LONDON — Secretary of State John F. Kerry on Tuesday offered praise and a primer on diplomacy to Boris Johnson, Britain’s foreign secretary, whose reputation for gaffes and insults precedes him.
When the two appeared before reporters after a brief meeting in Johnson’s office, Kerry said the U.S. ambassador to the European Union had just been regaling him with tales of his experiences with Johnson while they were at Oxford University together.
“He told me this man is a very smart and capable man,” Kerry said. “That’s the Boris Johnson that I intend to work with, and we intend to make good things happen.”
Johnson, standing with Kerry at twin lecterns, uncrossed his arms and adopted a look of modesty, interjecting: “Phew. Just stop that.”
Then Kerry sidled closer to Johnson and told him, with a wry smile, “It’s called diplomacy.”
As the exchange illustrated, the first bilateral meeting between Kerry and Johnson and the latter’s first news conference as foreign secretary was a friendly but occasionally awkward affair.
Their approaches could not be more different. Johnson, with his messy blond hair, made his opening remarks from notes. The tall and silver-coiffed Kerry spoke mostly extemporaneously, an experienced hand at answering questions.
At times, Kerry sounded like an instructor to the neophyte diplomat. He went out of his way to recite a long, sober list of crises and challenges before them, including the war in Syria, international terrorism and complex trade deals.
He gave the impression that he was addressing Johnson as much as the world, almost as if he were trying to exhort his counterpart to act less like Shakespeare’s wayward Prince Hal and more like the responsible and capable Henry V.
Johnson’s initial forays into international politics — a meeting Monday with E.U. officials in Brussels and talks Tuesday in London with Kerry and European diplomats on Syria and Yemen — are viewed as a partial charm offensive. Everywhere he goes, he is trying to undo the damage wrought by his previous verbal excesses.
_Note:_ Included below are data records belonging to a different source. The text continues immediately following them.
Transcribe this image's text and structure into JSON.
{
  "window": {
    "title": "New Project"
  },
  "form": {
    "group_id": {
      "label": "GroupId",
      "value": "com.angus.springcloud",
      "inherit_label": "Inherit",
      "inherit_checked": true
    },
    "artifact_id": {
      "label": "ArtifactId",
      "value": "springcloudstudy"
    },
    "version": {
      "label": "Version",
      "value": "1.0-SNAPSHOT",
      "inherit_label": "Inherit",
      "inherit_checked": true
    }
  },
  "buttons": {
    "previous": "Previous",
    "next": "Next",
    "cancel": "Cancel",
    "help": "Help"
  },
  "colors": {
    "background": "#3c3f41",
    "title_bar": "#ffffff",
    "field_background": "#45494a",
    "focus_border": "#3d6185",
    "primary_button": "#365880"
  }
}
Those mocking remarks continue to dog Johnson. He said last week that the United States will be “in the front of the queue” for an apology from him, after earlier saying that President Obama’s “part-Kenyan” heritage gives him an “ancestral dislike of the British Empire.” He also has compared Hillary Clinton, the presumptive Democratic presidential nominee, to “a sadistic nurse in a mental hospital.”
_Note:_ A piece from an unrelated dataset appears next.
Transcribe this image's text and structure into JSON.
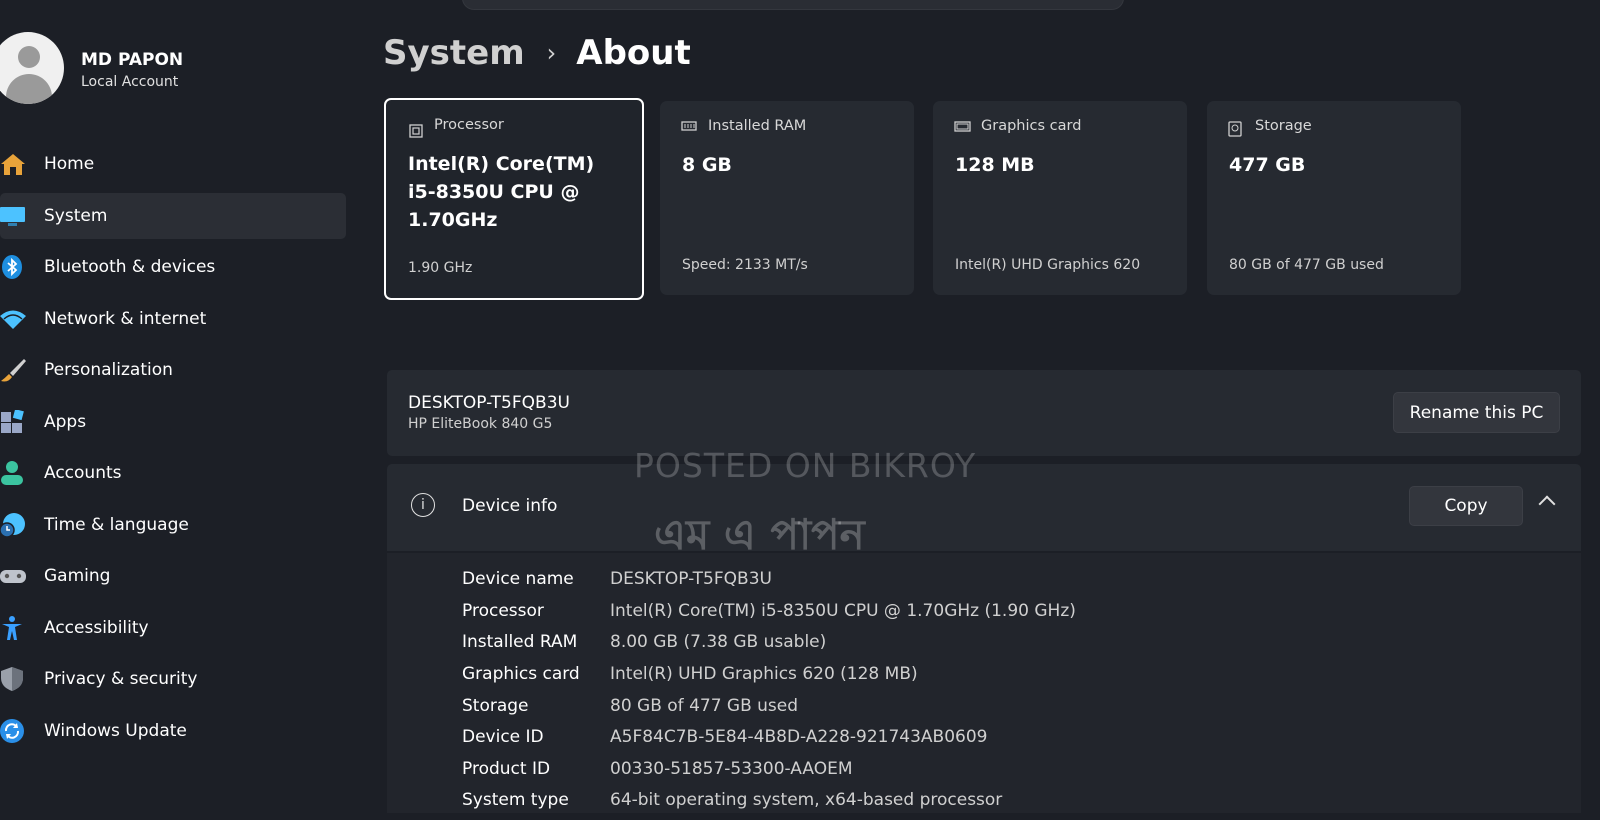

Johnson bristled when asked whether he wanted to take back his remarks about Obama and Clinton.
“I am afraid there is such a rich thesaurus of things that I have said that have been, one way or another, through what alchemy I do not know, somehow misconstrued, that it would really take me too long to engage in a full global itinerary of apology to all concerned,” he said. “I think most people who read these things in their proper context can see exactly what was intended. Everybody I’ve met in the job so far understands that, particularly on the international scene.”
Kerry, who winced when a reporter spoke of Johnson’s “outright lies,” seemed unsure how to respond when asked whether he had met anyone like Johnson before. “With respect to my colleague now,” he started, “let me say, I served 28 years in the United States Senate, a year and a half, two years as lieutenant governor. I was a prosecutor for many years. I ran for president of the United States, and now I have been secretary of state for 3½ years. I have met everybody in the world like Boris Johnson. Or not. I don’t know what you mean by ‘like’ Boris Johnson.”
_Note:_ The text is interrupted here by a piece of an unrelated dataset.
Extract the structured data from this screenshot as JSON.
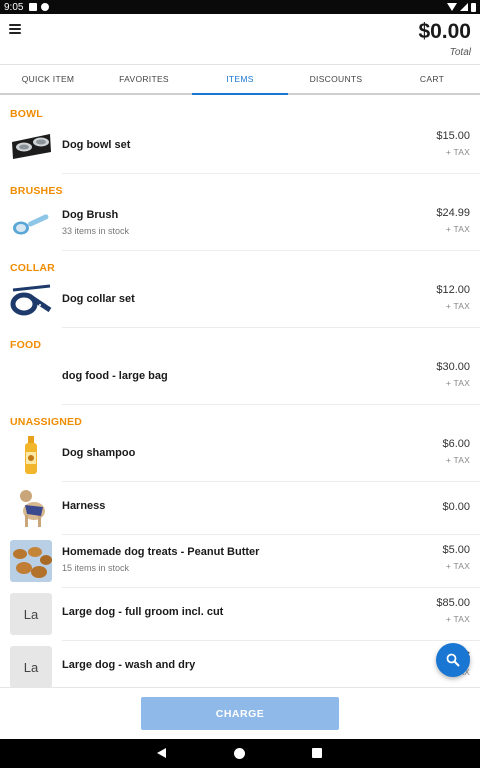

There are indications that Johnson is acting with more decorum since assuming his new post. In his meeting in Brussels with the E.U.’s Foreign Affairs Council, Johnson delivered the message that Britain’s decision to leave the E.U. — as it voted to do last month — did not mean it was abandoning Europe.
There are also indications that Johnson’s views are changing. Before being appointed foreign secretary, he wrote in a column in the Telegraph newspaper that cooperation with Syrian President Bashar al-Assad and Russian President Vladimir Putin was needed to fight the Islamic State militant group in Syria.
He took another tack Tuesday before meeting with Kerry and European foreign ministers. “I will be making clear my view that the suffering of the Syrian people will not end while Assad remains in power,” he said in advance remarks released by his office. “The international community, including Russia, must be united.”
Kerry, in turn, quoted Winston Churchill’s assertion that much can be achieved in tough times by Britain and the United States working together.
Kerry said the United States would help Britain and the E.U. make a smooth break.
“In that spirit, I returned to London today to reaffirm our special, unbreakable ties between the United States and Britain,” he said. “It’s clear no shift in administrations, and I’m speaking for the United States, is going to alter the bonds we have.”